● **Task objective**
Find every line in the records below that holds the word "pygame" and copy it.

Data excerpts
== Segment start ==
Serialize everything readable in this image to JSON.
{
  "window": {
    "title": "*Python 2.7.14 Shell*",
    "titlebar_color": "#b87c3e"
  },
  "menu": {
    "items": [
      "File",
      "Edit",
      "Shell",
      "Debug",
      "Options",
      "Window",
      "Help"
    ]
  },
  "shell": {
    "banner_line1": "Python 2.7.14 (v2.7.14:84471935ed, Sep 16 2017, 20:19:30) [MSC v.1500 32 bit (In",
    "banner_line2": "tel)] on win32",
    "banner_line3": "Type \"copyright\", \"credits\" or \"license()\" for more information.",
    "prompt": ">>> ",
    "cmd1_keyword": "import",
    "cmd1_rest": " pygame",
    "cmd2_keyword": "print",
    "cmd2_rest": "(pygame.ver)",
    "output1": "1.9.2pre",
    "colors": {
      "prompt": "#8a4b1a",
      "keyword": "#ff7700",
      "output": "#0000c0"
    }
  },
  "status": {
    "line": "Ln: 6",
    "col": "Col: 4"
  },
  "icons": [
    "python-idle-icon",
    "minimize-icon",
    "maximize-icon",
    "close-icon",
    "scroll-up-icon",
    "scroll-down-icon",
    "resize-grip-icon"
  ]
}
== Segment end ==
● **Solution for this task**
    "cmd1_rest": " pygame",
    "cmd2_rest": "(pygame.ver)",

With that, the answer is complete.